[Stored records]
■ ■ ■ ■ ■

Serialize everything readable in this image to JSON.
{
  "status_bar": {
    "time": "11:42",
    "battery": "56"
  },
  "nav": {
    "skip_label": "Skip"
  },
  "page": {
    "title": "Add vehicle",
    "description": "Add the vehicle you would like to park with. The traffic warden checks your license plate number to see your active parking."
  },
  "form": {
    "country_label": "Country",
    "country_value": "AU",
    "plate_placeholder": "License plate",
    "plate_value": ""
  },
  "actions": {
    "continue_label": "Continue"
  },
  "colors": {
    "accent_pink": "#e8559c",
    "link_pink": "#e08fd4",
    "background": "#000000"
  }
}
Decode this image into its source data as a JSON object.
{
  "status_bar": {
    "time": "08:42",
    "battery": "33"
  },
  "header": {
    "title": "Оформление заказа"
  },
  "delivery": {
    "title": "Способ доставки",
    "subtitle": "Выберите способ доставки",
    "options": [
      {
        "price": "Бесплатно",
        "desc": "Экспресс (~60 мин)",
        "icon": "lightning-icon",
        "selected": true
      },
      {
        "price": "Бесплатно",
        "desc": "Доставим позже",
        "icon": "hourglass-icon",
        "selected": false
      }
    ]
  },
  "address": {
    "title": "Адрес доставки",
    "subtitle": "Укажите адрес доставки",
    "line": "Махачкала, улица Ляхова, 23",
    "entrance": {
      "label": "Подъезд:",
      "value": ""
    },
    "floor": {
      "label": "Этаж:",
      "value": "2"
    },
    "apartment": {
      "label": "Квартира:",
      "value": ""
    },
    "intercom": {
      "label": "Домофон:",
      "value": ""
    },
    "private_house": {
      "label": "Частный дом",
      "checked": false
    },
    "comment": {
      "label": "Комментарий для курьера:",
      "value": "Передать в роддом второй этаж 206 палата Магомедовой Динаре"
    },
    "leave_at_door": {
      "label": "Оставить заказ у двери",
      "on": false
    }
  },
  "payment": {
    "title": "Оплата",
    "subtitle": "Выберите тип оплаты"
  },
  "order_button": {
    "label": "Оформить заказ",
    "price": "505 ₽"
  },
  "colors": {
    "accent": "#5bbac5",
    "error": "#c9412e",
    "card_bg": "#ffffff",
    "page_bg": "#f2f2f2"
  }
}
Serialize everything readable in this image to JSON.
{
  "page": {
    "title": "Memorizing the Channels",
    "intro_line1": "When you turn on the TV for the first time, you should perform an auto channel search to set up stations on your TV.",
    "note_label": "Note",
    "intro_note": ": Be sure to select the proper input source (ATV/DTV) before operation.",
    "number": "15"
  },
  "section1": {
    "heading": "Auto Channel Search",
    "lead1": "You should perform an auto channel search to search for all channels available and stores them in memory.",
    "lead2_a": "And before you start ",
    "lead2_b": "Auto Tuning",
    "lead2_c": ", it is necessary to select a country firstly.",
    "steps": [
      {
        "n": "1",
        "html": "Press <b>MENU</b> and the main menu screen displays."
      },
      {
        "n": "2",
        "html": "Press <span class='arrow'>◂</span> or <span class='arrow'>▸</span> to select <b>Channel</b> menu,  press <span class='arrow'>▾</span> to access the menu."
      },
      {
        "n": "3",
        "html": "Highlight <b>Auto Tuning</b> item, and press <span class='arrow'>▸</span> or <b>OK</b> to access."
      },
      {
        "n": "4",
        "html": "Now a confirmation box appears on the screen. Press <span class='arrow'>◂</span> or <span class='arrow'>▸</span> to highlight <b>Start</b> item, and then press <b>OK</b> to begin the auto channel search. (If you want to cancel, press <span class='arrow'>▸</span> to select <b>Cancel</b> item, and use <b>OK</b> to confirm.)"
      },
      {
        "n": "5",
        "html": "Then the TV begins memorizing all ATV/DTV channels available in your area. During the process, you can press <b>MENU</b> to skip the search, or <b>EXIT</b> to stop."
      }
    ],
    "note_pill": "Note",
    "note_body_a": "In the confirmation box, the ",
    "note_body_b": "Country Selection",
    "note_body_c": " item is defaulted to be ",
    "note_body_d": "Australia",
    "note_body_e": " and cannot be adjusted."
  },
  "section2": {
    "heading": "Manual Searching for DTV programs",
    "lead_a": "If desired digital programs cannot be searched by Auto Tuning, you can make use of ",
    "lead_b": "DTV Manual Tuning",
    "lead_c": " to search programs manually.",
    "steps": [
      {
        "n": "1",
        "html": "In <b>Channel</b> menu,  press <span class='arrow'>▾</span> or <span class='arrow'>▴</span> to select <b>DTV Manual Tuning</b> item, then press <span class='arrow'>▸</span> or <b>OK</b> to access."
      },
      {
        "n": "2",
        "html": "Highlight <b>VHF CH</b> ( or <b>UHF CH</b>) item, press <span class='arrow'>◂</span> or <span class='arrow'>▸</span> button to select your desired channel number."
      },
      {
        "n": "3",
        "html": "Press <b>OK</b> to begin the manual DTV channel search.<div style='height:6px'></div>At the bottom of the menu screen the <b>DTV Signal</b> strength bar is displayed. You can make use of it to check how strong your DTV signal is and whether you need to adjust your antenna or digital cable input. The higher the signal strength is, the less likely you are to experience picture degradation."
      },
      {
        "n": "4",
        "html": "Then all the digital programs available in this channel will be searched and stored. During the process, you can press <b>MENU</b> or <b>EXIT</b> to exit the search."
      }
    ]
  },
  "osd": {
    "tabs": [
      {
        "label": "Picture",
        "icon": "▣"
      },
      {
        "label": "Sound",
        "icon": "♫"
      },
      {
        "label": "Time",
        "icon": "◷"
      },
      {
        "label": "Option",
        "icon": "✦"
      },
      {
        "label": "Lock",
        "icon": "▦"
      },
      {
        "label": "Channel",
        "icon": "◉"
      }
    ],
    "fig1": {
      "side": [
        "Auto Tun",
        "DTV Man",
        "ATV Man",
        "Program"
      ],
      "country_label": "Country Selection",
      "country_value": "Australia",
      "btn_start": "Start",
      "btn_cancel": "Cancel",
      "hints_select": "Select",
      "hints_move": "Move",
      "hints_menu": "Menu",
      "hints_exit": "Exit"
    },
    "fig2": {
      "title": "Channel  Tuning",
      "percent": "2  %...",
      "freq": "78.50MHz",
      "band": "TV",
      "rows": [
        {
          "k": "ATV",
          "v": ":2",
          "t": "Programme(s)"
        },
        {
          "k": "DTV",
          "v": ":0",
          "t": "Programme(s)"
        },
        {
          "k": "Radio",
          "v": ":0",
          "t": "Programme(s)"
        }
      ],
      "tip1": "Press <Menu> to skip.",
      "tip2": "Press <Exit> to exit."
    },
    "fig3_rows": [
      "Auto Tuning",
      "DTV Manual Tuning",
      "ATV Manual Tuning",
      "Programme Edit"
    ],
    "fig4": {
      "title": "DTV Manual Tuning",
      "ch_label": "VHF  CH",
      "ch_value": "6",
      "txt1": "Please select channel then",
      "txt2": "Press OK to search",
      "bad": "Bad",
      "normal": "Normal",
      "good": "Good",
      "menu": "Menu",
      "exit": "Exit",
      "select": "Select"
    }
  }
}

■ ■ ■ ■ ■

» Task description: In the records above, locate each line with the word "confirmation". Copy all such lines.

» Solution for this task:
        "html": "Now a confirmation box appears on the screen. Press <span class='arrow'>◂</span> or <span class='arrow'>▸</span> to highlight <b>Start</b> item, and then press <b>OK</b> to begin the auto channel search. (If you want to cancel, press <span class='arrow'>▸</span> to select <b>Cancel</b> item, and use <b>OK</b> to confirm.)"
    "note_body_a": "In the confirmation box, the ",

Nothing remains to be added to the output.